• **ASSIGNMENT**
Which of the lines below contain the string "Quisque"? Copy each one.

• **Excerpts from an interface dataset**
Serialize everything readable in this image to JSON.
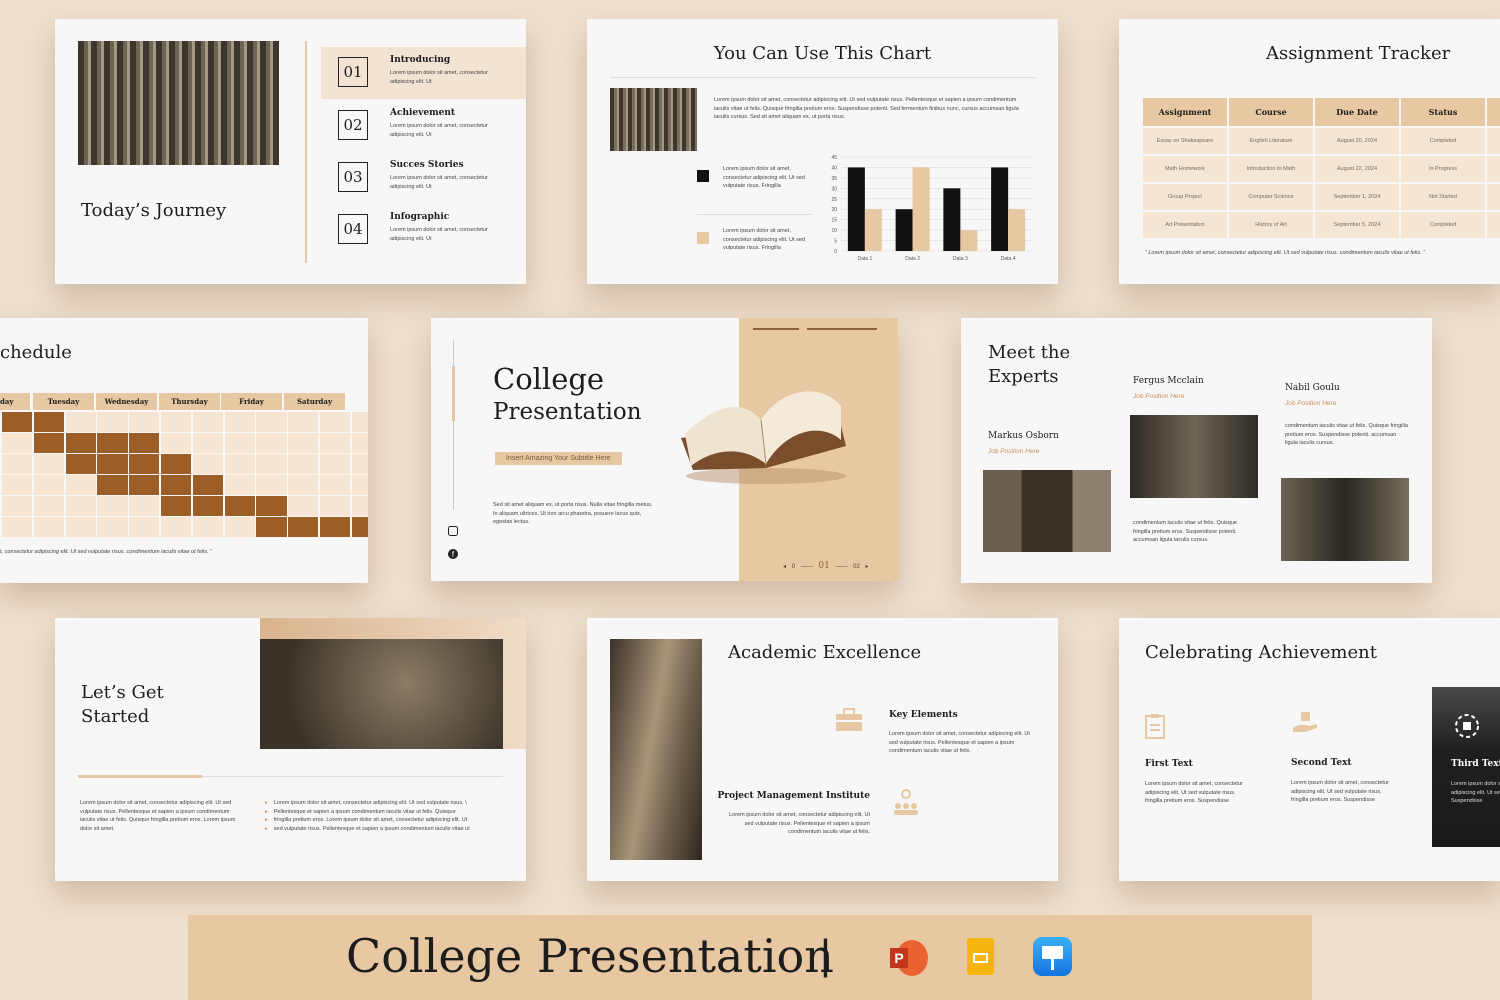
{
  "slide_journey": {
    "title": "Today’s Journey",
    "items": [
      {
        "num": "01",
        "title": "Introducing",
        "text": "Lorem ipsum dolor sit amet, consectetur adipiscing elit. Ut"
      },
      {
        "num": "02",
        "title": "Achievement",
        "text": "Lorem ipsum dolor sit amet, consectetur adipiscing elit. Ut"
      },
      {
        "num": "03",
        "title": "Succes Stories",
        "text": "Lorem ipsum dolor sit amet, consectetur adipiscing elit. Ut"
      },
      {
        "num": "04",
        "title": "Infographic",
        "text": "Lorem ipsum dolor sit amet, consectetur adipiscing elit. Ut"
      }
    ]
  },
  "slide_chart": {
    "title": "You Can Use This Chart",
    "paragraph": "Lorem ipsum dolor sit amet, consectetur adipiscing elit. Ut sed vulputate risus. Pellentesque et sapien a ipsum condimentum iaculis vitae ut felis. Quisque fringilla pretium eros. Suspendisse potenti. Sed fermentum finibus nunc, cursus accumsan ligula iaculis cursus. Sed sit amet aliquam ex, ut porta risus.",
    "legend": [
      {
        "text": "Lorem ipsum dolor sit amet, consectetur adipiscing elit. Ut sed vulputate risus. Fringilla",
        "color": "#111111"
      },
      {
        "text": "Lorem ipsum dolor sit amet, consectetur adipiscing elit. Ut sed vulputate risus. Fringilla",
        "color": "#e8c7a3"
      }
    ]
  },
  "chart_data": {
    "type": "bar",
    "categories": [
      "Data 1",
      "Data 2",
      "Data 3",
      "Data 4"
    ],
    "series": [
      {
        "values": [
          40,
          20,
          30,
          40
        ],
        "color": "#111111"
      },
      {
        "values": [
          20,
          40,
          10,
          20
        ],
        "color": "#e8c7a3"
      }
    ],
    "ylim": [
      0,
      45
    ],
    "yticks": [
      "0",
      "5",
      "10",
      "15",
      "20",
      "25",
      "30",
      "35",
      "40",
      "45"
    ],
    "grid": true
  },
  "slide_tracker": {
    "title": "Assignment Tracker",
    "headers": [
      "Assignment",
      "Course",
      "Due Date",
      "Status"
    ],
    "rows": [
      [
        "Essay on Shakespeare",
        "English Literature",
        "August 20, 2024",
        "Completed"
      ],
      [
        "Math Homework",
        "Introduction to Math",
        "August 22, 2024",
        "In Progress"
      ],
      [
        "Group Project",
        "Computer Science",
        "September 1, 2024",
        "Not Started"
      ],
      [
        "Art Presentation",
        "History of Art",
        "September 5, 2024",
        "Completed"
      ]
    ],
    "quote": "“ Lorem ipsum dolor sit amet, consectetur adipiscing elit. Ut sed vulputate risus. condimentum iaculis vitae ut felis. ”"
  },
  "slide_schedule": {
    "title": "chedule",
    "days": [
      "day",
      "Tuesday",
      "Wednesday",
      "Thursday",
      "Friday",
      "Saturday"
    ],
    "quote": "t, consectetur adipiscing elit. Ut sed vulputate risus. condimentum iaculis vitae ut felis. ”"
  },
  "slide_cover": {
    "title_line1": "College",
    "title_line2": "Presentation",
    "subtitle": "Insert Amazing Your Subtitle Here",
    "body": "Sed sit amet aliquam ex, ut porta risus. Nulla vitae fringilla metus. In aliquam ultrices. Ut non arcu pharetra, posuere lacus quis, egestas lectus.",
    "page_prev": "0",
    "page_current": "01",
    "page_next": "02"
  },
  "slide_experts": {
    "title_line1": "Meet the",
    "title_line2": "Experts",
    "people": [
      {
        "name": "Markus Osborn",
        "role": "Job Position Here"
      },
      {
        "name": "Fergus Mcclain",
        "role": "Job Position Here",
        "text": "condimentum iaculis vitae ut felis. Quisque fringilla pretium eros. Suspendisse potenti. accumsan ligula iaculis cursus."
      },
      {
        "name": "Nabil Goulu",
        "role": "Job Position Here",
        "text": "condimentum iaculis vitae ut felis. Quisque fringilla pretium eros. Suspendisse potenti. accumsan ligula iaculis cursus."
      }
    ]
  },
  "slide_started": {
    "title_line1": "Let’s Get",
    "title_line2": "Started",
    "left_text": "Lorem ipsum dolor sit amet, consectetur adipiscing elit. Ut sed vulputate risus. Pellentesque et sapien a ipsum condimentum iaculis vitae ut felis. Quisque fringilla pretium eros. Lorem ipsum dolor sit amet.",
    "bullets": [
      "Lorem ipsum dolor sit amet, consectetur adipiscing elit. Ut sed vulputate risus. \\",
      "Pellentesque et sapien a ipsum condimentum iaculis vitae ut felis. Quisque",
      "fringilla pretium eros. Lorem ipsum dolor sit amet, consectetur adipiscing elit. Ut",
      "sed vulputate risus. Pellentesque et sapien a ipsum condimentum iaculis vitae ut"
    ]
  },
  "slide_academic": {
    "title": "Academic Excellence",
    "key_title": "Key Elements",
    "key_text": "Lorem ipsum dolor sit amet, consectetur adipiscing elit. Ut sed vulputate risus. Pellentesque et sapien a ipsum condimentum iaculis vitae ut felis.",
    "pmi_title": "Project Management Institute",
    "pmi_text": "Lorem ipsum dolor sit amet, consectetur adipiscing elit. Ut sed vulputate risus. Pellentesque et sapien a ipsum condimentum iaculis vitae ut felis."
  },
  "slide_celebrate": {
    "title": "Celebrating Achievement",
    "items": [
      {
        "title": "First Text",
        "text": "Lorem ipsum dolor sit amet, consectetur adipiscing elit. Ut sed vulputate risus. fringilla pretium eros. Suspendisse"
      },
      {
        "title": "Second Text",
        "text": "Lorem ipsum dolor sit amet, consectetur adipiscing elit. Ut sed vulputate risus. fringilla pretium eros. Suspendisse"
      },
      {
        "title": "Third Text",
        "text": "Lorem ipsum dolor sit amet, consectetur adipiscing elit. Ut sed vulputate risus. Suspendisse"
      }
    ]
  },
  "banner": {
    "title": "College Presentation",
    "separator": "|",
    "apps": [
      "powerpoint-icon",
      "google-slides-icon",
      "keynote-icon"
    ]
  }
}
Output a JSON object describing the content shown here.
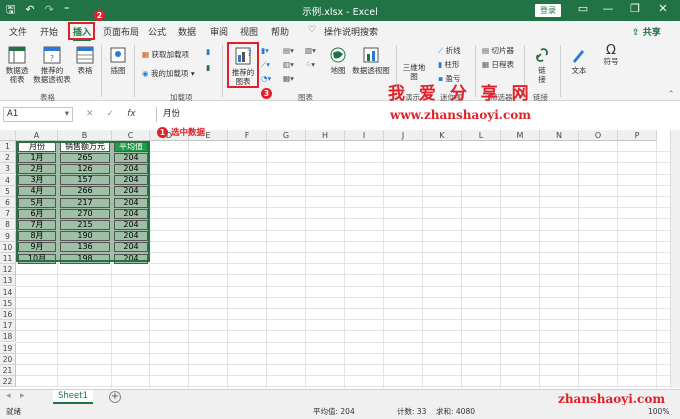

• **EXERCISE RESULT**
    "paragraph": "Lorem ipsum dolor sit amet, consectetur adipiscing elit. Ut sed vulputate risus. Pellentesque et sapien a ipsum condimentum iaculis vitae ut felis. Quisque fringilla pretium eros. Suspendisse potenti. Sed fermentum finibus nunc, cursus accumsan ligula iaculis cursus. Sed sit amet aliquam ex, ut porta risus.",
        "text": "condimentum iaculis vitae ut felis. Quisque fringilla pretium eros. Suspendisse potenti. accumsan ligula iaculis cursus."
        "text": "condimentum iaculis vitae ut felis. Quisque fringilla pretium eros. Suspendisse potenti. accumsan ligula iaculis cursus."
    "left_text": "Lorem ipsum dolor sit amet, consectetur adipiscing elit. Ut sed vulputate risus. Pellentesque et sapien a ipsum condimentum iaculis vitae ut felis. Quisque fringilla pretium eros. Lorem ipsum dolor sit amet.",
      "Pellentesque et sapien a ipsum condimentum iaculis vitae ut felis. Quisque",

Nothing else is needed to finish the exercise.